Requirement >>
All records below are to be repeated exactly, with the pictures left out.

··· Source data

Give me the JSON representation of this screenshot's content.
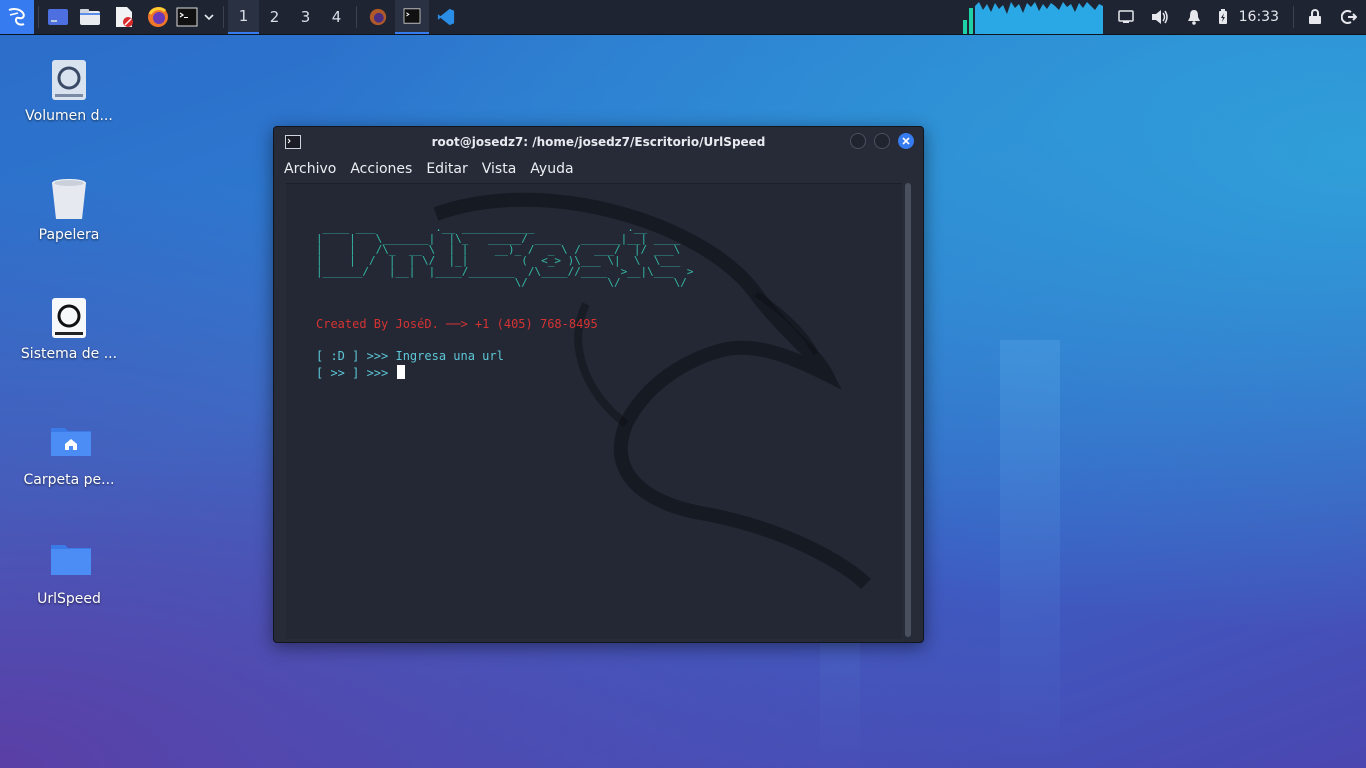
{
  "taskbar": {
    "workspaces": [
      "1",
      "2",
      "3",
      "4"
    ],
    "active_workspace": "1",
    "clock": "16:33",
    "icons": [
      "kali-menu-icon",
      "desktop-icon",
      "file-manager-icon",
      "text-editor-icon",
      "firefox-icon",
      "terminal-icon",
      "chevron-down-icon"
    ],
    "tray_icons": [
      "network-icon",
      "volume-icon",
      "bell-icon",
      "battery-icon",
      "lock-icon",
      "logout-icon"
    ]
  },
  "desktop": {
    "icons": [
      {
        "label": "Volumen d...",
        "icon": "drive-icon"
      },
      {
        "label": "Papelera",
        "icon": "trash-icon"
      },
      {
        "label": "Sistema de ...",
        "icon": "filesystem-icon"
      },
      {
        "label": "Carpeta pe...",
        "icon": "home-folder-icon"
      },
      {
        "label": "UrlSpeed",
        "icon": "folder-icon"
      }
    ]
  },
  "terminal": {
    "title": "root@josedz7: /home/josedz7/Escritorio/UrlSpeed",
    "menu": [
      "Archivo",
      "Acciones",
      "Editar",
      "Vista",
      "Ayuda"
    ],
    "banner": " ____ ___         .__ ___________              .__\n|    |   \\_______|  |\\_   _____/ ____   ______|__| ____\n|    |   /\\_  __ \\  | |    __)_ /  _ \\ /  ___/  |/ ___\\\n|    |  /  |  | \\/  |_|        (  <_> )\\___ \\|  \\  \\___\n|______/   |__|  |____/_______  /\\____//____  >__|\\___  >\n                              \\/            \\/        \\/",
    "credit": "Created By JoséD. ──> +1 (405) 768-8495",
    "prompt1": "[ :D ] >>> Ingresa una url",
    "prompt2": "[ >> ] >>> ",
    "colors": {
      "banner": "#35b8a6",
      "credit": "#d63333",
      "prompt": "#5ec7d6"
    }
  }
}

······

Expected answer >>
Give me the JSON representation of this screenshot's content.
{
  "taskbar": {
    "workspaces": [
      "1",
      "2",
      "3",
      "4"
    ],
    "active_workspace": "1",
    "clock": "16:33",
    "icons": [
      "kali-menu-icon",
      "desktop-icon",
      "file-manager-icon",
      "text-editor-icon",
      "firefox-icon",
      "terminal-icon",
      "chevron-down-icon"
    ],
    "tray_icons": [
      "network-icon",
      "volume-icon",
      "bell-icon",
      "battery-icon",
      "lock-icon",
      "logout-icon"
    ]
  },
  "desktop": {
    "icons": [
      {
        "label": "Volumen d...",
        "icon": "drive-icon"
      },
      {
        "label": "Papelera",
        "icon": "trash-icon"
      },
      {
        "label": "Sistema de ...",
        "icon": "filesystem-icon"
      },
      {
        "label": "Carpeta pe...",
        "icon": "home-folder-icon"
      },
      {
        "label": "UrlSpeed",
        "icon": "folder-icon"
      }
    ]
  },
  "terminal": {
    "title": "root@josedz7: /home/josedz7/Escritorio/UrlSpeed",
    "menu": [
      "Archivo",
      "Acciones",
      "Editar",
      "Vista",
      "Ayuda"
    ],
    "banner": " ____ ___         .__ ___________              .__\n|    |   \\_______|  |\\_   _____/ ____   ______|__| ____\n|    |   /\\_  __ \\  | |    __)_ /  _ \\ /  ___/  |/ ___\\\n|    |  /  |  | \\/  |_|        (  <_> )\\___ \\|  \\  \\___\n|______/   |__|  |____/_______  /\\____//____  >__|\\___  >\n                              \\/            \\/        \\/",
    "credit": "Created By JoséD. ──> +1 (405) 768-8495",
    "prompt1": "[ :D ] >>> Ingresa una url",
    "prompt2": "[ >> ] >>> ",
    "colors": {
      "banner": "#35b8a6",
      "credit": "#d63333",
      "prompt": "#5ec7d6"
    }
  }
}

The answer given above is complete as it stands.